While another instructor briefed the Entry Team on the route through the apartment building to the hallway where the primary location was situated the Marksmen took up their positions with one officer acting as an Observer. They immediately provided real-time intelligence information as I had my Assistant Instructor move the suspect and hostage throughout the apartment.

I was able to keep track of the movements of all the officers and the suspect/hostage on the Instructor Screen with individual views of each team, and by invisibly moving within the scenario to see if I observe the officers from the suspect’s vantage point.

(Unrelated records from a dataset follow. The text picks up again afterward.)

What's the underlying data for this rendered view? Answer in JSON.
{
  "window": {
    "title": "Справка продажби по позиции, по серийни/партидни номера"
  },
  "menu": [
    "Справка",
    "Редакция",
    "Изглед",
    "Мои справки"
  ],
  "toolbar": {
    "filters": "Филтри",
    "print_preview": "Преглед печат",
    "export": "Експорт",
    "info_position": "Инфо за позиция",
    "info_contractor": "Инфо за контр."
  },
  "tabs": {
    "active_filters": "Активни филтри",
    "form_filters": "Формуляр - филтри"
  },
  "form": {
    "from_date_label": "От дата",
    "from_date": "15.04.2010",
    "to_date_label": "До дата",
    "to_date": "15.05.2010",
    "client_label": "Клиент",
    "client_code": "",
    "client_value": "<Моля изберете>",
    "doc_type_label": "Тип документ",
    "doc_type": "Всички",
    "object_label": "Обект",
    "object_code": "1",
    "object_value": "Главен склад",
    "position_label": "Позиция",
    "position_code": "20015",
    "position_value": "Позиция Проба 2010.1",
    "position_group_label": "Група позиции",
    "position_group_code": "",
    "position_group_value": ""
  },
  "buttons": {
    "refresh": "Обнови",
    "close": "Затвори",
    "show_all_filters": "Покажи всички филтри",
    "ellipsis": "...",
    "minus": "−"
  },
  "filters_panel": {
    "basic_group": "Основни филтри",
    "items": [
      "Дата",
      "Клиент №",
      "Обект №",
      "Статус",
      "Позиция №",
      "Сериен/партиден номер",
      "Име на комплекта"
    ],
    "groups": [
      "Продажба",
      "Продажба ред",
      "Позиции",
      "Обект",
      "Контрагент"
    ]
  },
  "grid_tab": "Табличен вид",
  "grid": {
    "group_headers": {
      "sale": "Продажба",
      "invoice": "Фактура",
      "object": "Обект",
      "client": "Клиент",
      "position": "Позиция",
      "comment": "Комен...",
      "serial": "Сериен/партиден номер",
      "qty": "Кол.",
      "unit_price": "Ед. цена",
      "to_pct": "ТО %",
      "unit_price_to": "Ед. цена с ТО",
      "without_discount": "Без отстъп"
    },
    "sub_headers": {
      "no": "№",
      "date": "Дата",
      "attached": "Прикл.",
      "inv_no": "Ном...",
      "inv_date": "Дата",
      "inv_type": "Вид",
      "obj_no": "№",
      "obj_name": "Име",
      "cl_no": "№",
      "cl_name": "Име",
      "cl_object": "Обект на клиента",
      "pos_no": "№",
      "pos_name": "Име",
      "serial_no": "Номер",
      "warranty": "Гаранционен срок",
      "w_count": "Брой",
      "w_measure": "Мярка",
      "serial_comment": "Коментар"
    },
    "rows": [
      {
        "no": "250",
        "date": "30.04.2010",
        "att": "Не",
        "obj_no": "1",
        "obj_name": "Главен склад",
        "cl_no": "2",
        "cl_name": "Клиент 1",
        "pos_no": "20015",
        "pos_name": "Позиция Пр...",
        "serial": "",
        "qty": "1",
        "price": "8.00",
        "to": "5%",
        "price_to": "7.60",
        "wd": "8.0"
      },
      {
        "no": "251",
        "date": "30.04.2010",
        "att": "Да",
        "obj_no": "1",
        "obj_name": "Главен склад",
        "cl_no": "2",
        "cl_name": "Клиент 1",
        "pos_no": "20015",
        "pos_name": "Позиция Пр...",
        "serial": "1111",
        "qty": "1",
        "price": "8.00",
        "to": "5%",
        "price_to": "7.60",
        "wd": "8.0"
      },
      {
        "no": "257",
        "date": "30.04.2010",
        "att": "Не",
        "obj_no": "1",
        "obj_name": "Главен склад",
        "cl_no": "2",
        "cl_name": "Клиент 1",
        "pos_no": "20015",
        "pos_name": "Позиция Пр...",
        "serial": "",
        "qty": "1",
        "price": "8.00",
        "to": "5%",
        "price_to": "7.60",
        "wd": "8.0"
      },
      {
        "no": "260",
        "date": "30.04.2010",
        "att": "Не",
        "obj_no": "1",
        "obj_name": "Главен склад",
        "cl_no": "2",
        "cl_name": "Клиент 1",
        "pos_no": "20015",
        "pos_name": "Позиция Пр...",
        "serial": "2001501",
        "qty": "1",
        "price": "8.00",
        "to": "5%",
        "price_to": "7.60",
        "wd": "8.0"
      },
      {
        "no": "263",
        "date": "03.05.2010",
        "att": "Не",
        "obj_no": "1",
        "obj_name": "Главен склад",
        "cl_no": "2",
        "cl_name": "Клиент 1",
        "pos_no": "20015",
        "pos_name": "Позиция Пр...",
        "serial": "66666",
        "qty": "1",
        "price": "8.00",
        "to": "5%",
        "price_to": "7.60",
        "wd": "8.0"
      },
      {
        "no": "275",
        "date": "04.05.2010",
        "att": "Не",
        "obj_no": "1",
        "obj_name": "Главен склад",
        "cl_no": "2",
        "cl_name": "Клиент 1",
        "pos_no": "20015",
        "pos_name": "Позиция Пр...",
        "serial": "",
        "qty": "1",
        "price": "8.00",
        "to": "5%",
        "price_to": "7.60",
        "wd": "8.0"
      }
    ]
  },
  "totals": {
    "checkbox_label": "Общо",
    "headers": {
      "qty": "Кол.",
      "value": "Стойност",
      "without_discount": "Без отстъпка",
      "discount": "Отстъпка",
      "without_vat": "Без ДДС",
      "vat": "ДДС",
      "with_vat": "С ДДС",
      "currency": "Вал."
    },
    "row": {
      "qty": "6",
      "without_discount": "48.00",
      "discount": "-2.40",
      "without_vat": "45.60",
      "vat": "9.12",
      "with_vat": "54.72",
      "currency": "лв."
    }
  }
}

It provided good practice for their communications techniques back to the Command Post and gave me an excellent opportunity to train them on exact type of information a Commander would be interested in.

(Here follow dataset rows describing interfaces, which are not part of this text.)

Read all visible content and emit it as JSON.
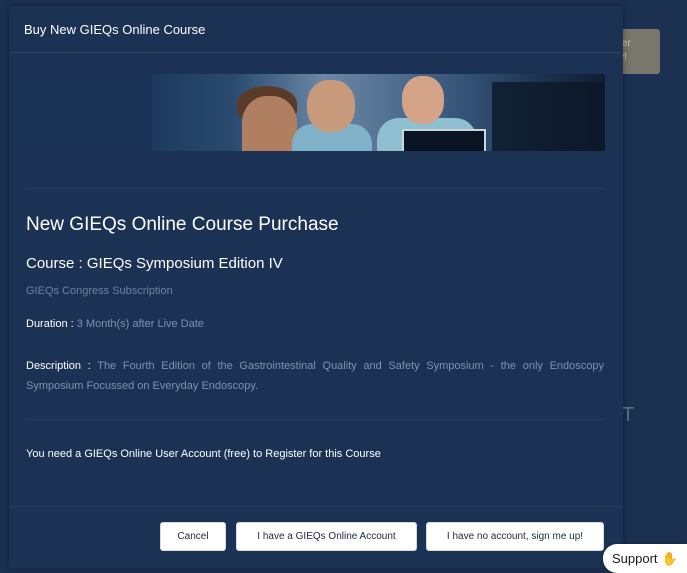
{
  "modal": {
    "title": "Buy New GIEQs Online Course",
    "purchase_title": "New GIEQs Online Course Purchase",
    "course_title": "Course : GIEQs Symposium Edition IV",
    "course_subtitle": "GIEQs Congress Subscription",
    "duration_label": "Duration :",
    "duration_value": " 3 Month(s) after Live Date",
    "description_label": "Description :",
    "description_value": " The Fourth Edition of the Gastrointestinal Quality and Safety Symposium - the only Endoscopy Symposium Focussed on Everyday Endoscopy.",
    "account_note": "You need a GIEQs Online User Account (free) to Register for this Course",
    "buttons": {
      "cancel": "Cancel",
      "have_account": "I have a GIEQs Online Account",
      "no_account": "I have no account, sign me up!"
    }
  },
  "background": {
    "register_button_text": "ter\nv!",
    "letter": "T"
  },
  "support": {
    "label": "Support",
    "icon": "waving-hand-icon"
  },
  "colors": {
    "modal_bg": "#1c3255",
    "muted_text": "#7f91ad",
    "button_bg": "#ffffff"
  }
}
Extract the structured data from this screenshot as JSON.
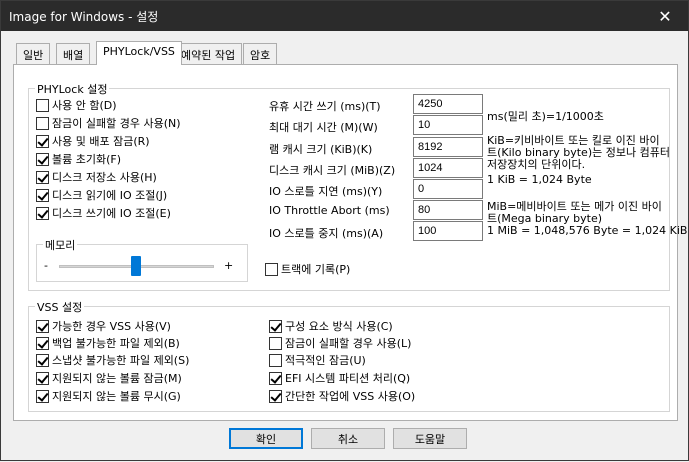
{
  "window": {
    "title": "Image for Windows - 설정",
    "close_symbol": "✕"
  },
  "tabs": [
    {
      "label": "일반"
    },
    {
      "label": "배열"
    },
    {
      "label": "PHYLock/VSS",
      "active": true
    },
    {
      "label": "예약된 작업"
    },
    {
      "label": "암호"
    }
  ],
  "phylock": {
    "title": "PHYLock 설정",
    "options": [
      {
        "label": "사용 안 함(D)",
        "checked": false
      },
      {
        "label": "잠금이 실패할 경우 사용(N)",
        "checked": false
      },
      {
        "label": "사용 및 배포 잠금(R)",
        "checked": true
      },
      {
        "label": "볼륨 초기화(F)",
        "checked": true
      },
      {
        "label": "디스크 저장소 사용(H)",
        "checked": true
      },
      {
        "label": "디스크 읽기에 IO 조절(J)",
        "checked": true
      },
      {
        "label": "디스크 쓰기에 IO 조절(E)",
        "checked": true
      }
    ],
    "memory": {
      "title": "메모리",
      "min": "-",
      "max": "+",
      "level": 0.47
    },
    "fields": [
      {
        "label": "유휴 시간 쓰기 (ms)(T)",
        "value": "4250"
      },
      {
        "label": "최대 대기 시간 (M)(W)",
        "value": "10"
      },
      {
        "label": "램 캐시 크기 (KiB)(K)",
        "value": "8192"
      },
      {
        "label": "디스크 캐시 크기 (MiB)(Z)",
        "value": "1024"
      },
      {
        "label": "IO 스로틀 지연 (ms)(Y)",
        "value": "0"
      },
      {
        "label": "IO Throttle Abort (ms)",
        "value": "80"
      },
      {
        "label": "IO 스로틀 중지 (ms)(A)",
        "value": "100"
      }
    ],
    "notes": {
      "ms": "ms(밀리 초)=1/1000초",
      "kib_line1": "KiB=키비바이트 또는 킬로 이진 바이",
      "kib_line2": "트(Kilo binary byte)는 정보나 컴퓨터",
      "kib_line3": "저장장치의 단위이다.",
      "kib_eq": "1 KiB = 1,024 Byte",
      "mib_line1": "MiB=메비바이트 또는 메가 이진 바이",
      "mib_line2": "트(Mega binary byte)",
      "mib_eq": "1 MiB = 1,048,576 Byte = 1,024 KiB"
    },
    "track_record": {
      "label": "트랙에 기록(P)",
      "checked": false
    }
  },
  "vss": {
    "title": "VSS 설정",
    "left": [
      {
        "label": "가능한 경우 VSS 사용(V)",
        "checked": true
      },
      {
        "label": "백업 불가능한 파일 제외(B)",
        "checked": true
      },
      {
        "label": "스냅샷 불가능한 파일 제외(S)",
        "checked": true
      },
      {
        "label": "지원되지 않는 볼륨 잠금(M)",
        "checked": true
      },
      {
        "label": "지원되지 않는 볼륨 무시(G)",
        "checked": true
      }
    ],
    "right": [
      {
        "label": "구성 요소 방식 사용(C)",
        "checked": true
      },
      {
        "label": "잠금이 실패할 경우 사용(L)",
        "checked": false
      },
      {
        "label": "적극적인 잠금(U)",
        "checked": false
      },
      {
        "label": "EFI 시스템 파티션 처리(Q)",
        "checked": true
      },
      {
        "label": "간단한 작업에 VSS 사용(O)",
        "checked": true
      }
    ]
  },
  "buttons": {
    "ok": "확인",
    "cancel": "취소",
    "help": "도움말"
  }
}
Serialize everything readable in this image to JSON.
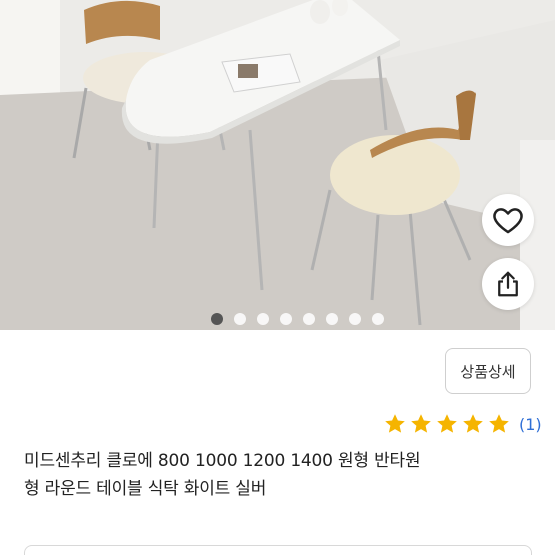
{
  "photo": {
    "dots_total": 8,
    "dots_active_index": 0,
    "like_icon": "heart-icon",
    "share_icon": "share-icon"
  },
  "detail_button": {
    "label": "상품상세"
  },
  "rating": {
    "stars": 5,
    "count_label": "(1)",
    "star_color": "#f5b400"
  },
  "product": {
    "title": "미드센추리 클로에 800 1000 1200 1400 원형 반타원\n형 라운드 테이블 식탁 화이트 실버"
  }
}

I escalated the threat-level of the scenario after approximately ten minutes and told all Team Members that the Hostage Negotiations Team had indicated that the suspect said he was going to kill his son and himself. I ordered a Marksman Initiated Resolution and requested the Entry Team perform a Crisis Entry following the Marksmen’s shot. I had the Assistant Instructor move the suspect near the window where only a part of his face was visible and authorized two Marksmen to fire in the event the suspect presented himself. Almost simultaneously both Marksmen fired and hit him in the head. Upon hearing the shot, the entry team who had evacuated the hallway (encountering Artificially Intelligent non-hostiles hiding in adjacent apartments) entered, rescued the hostage, secured the suspect and cleared the remainder of the apartment.

I had all officers return for a debrief and we were able to replay the scenario and watch Team movements around the apartment. We examined the pros-and-cons of the locations the Marksmen had selected, I asked them about their thought decision-making processes and provided an overall critique as we replayed the entire scenario utilizing V.I.C.E.’s After Action Review.

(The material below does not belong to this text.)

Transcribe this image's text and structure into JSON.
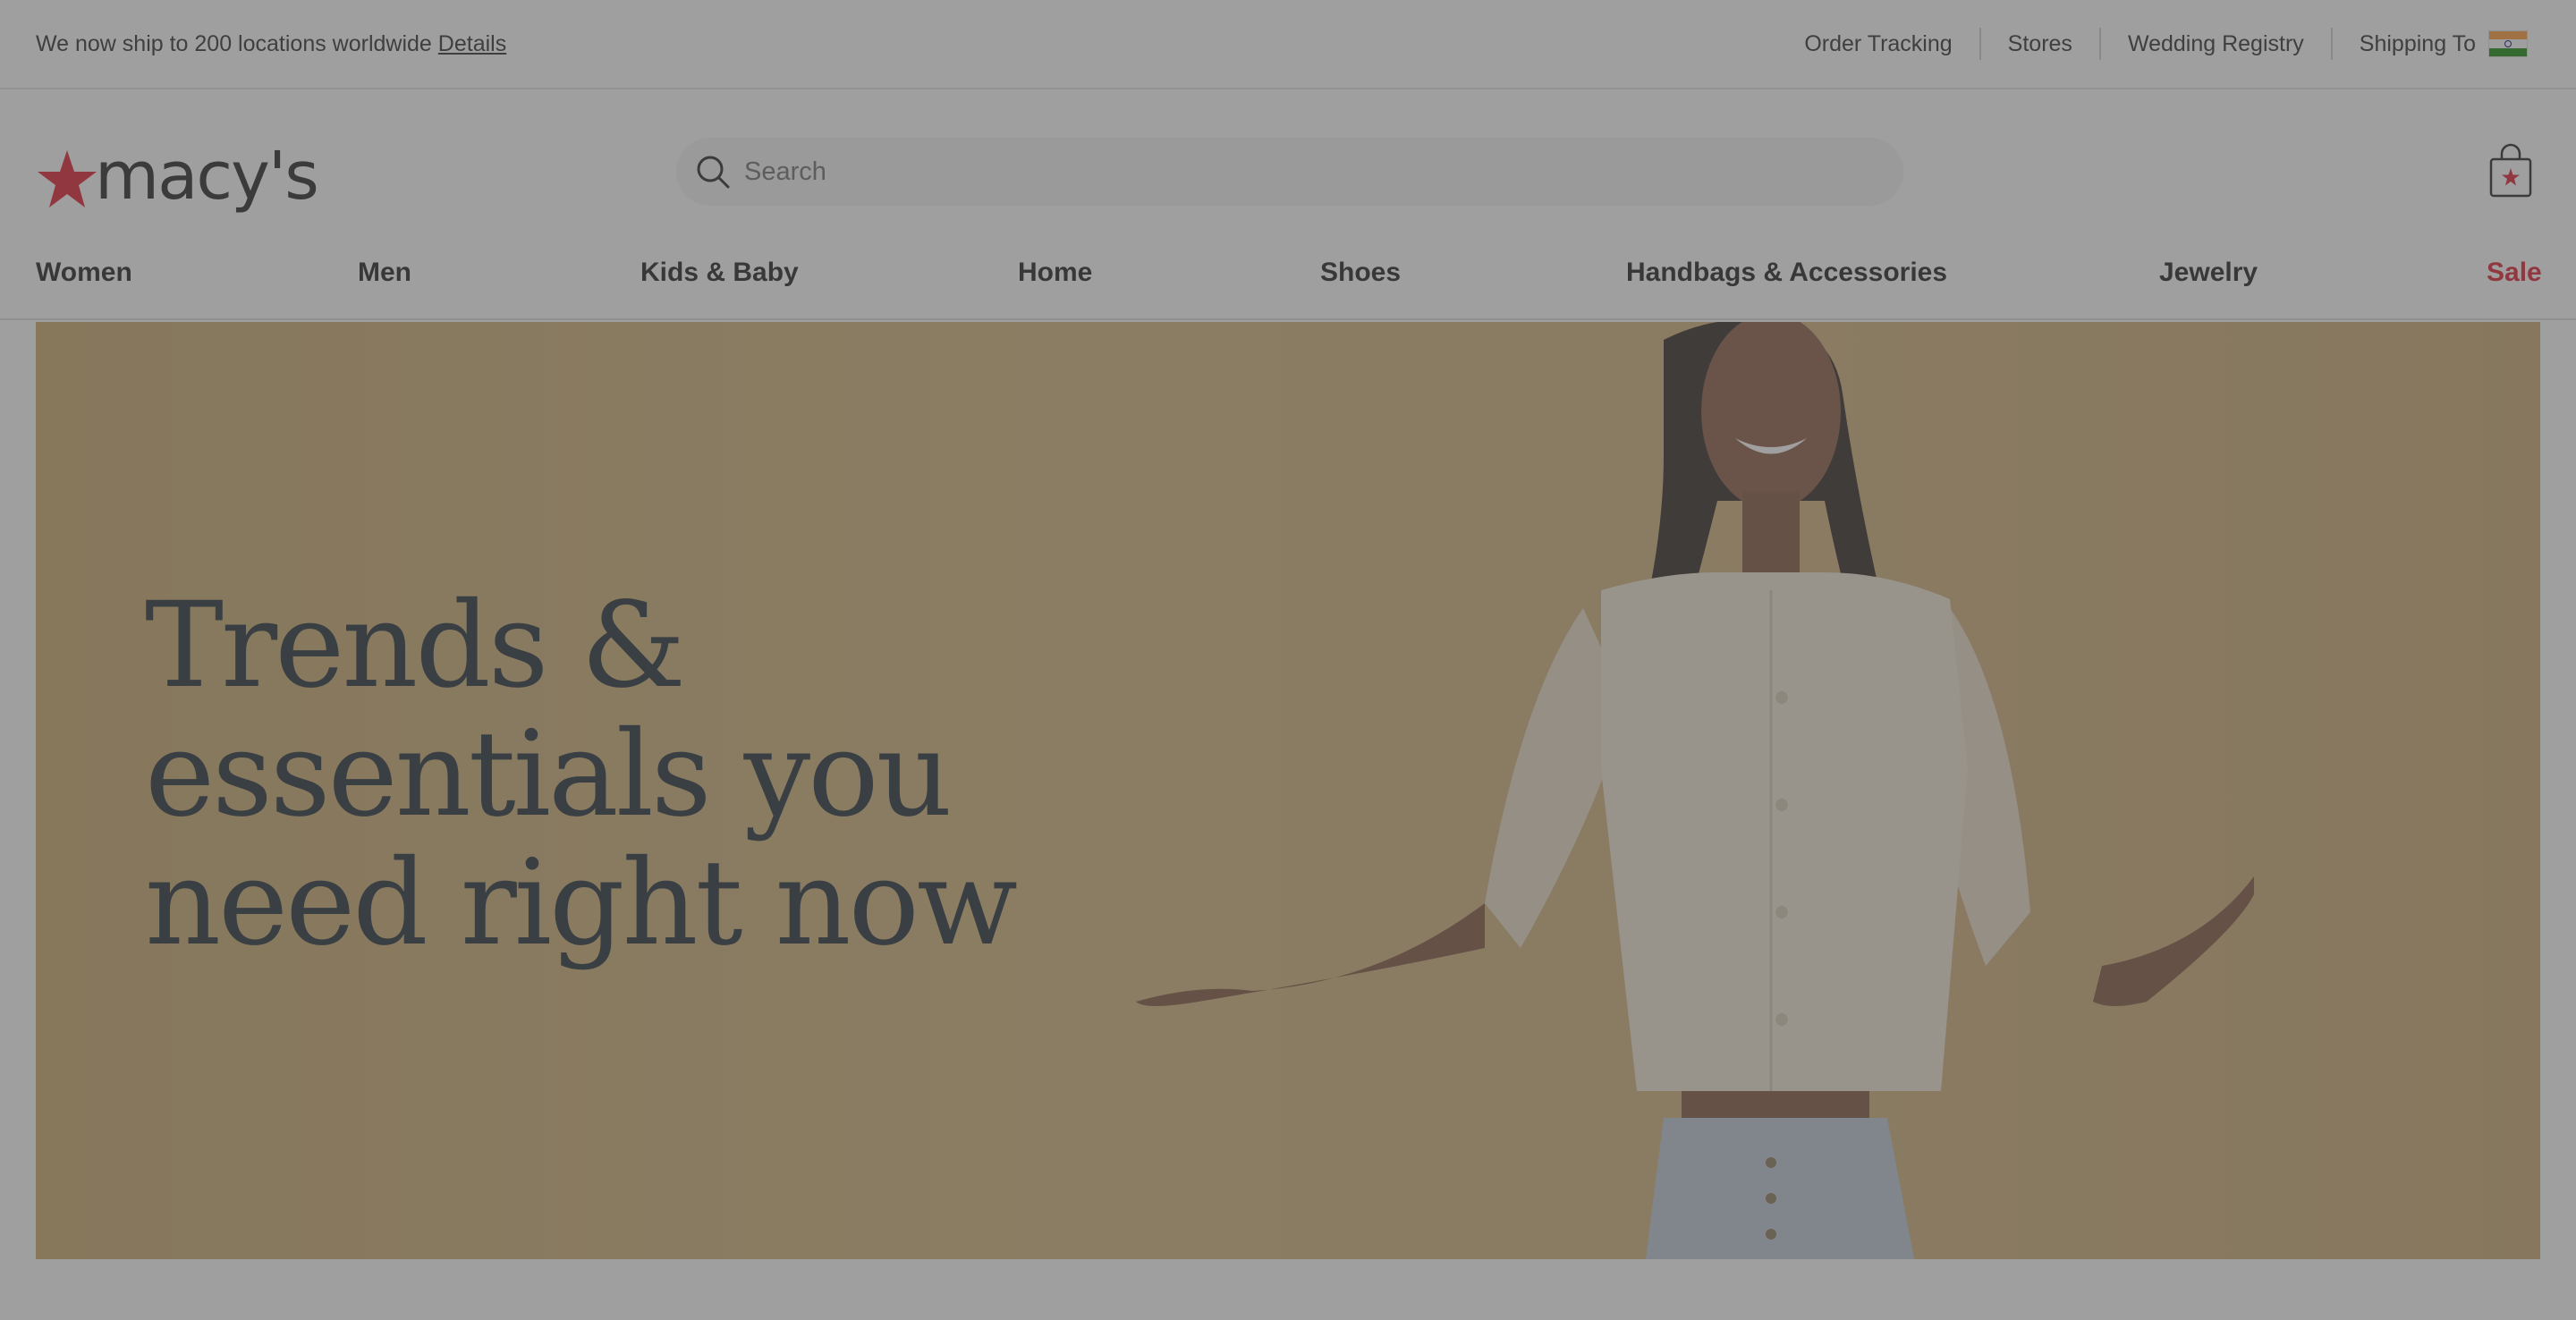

Using this basic scenario, I then had all Marksmen return to their respective Student Stations as I moved the suspect to a more difficult location in the apartment and allowed them to attempt shots. I moved the suspect to the balcony, the bedroom, armed him at times, unarmed him, and even armed the hostage (turning him into a suspect.) The varying possibilities to change this one basic scenario were almost limitless. I added the entry team working scenarios in the hallway as the Marksmen looked for the suspect hiding the in the apartment. I unexpectedly had the suspect walk into the hallway and surprised the officers covering the door and a fire fight ensued. I then was able to add another hostage and placed both hostages at the window with the suspect presenting only a portion of his head for a shot. Later, I had the suspect move the hostage out onto the balcony in the classic hostage-taker position and allowed Marksmen to attempt this difficult shot.

I was amazed by the breadth of scenarios I could create, and the amount of information that I was able to provide in a brief amount of time. I was able to explain, demonstrate, and then have the officers perform many complicated tactics that would have taken me hours in the classroom and range to teach. All officers commented that this was some of the most worthwhile and valuable training they had received, and many of them stayed behind and assumed the role of Entry Team as I instructed the next Marksman Course.

V.I.C.E. is the most significant instructional tool currently available that I have encountered to provide cognitive skills training in communication, decision-making and engagement training.”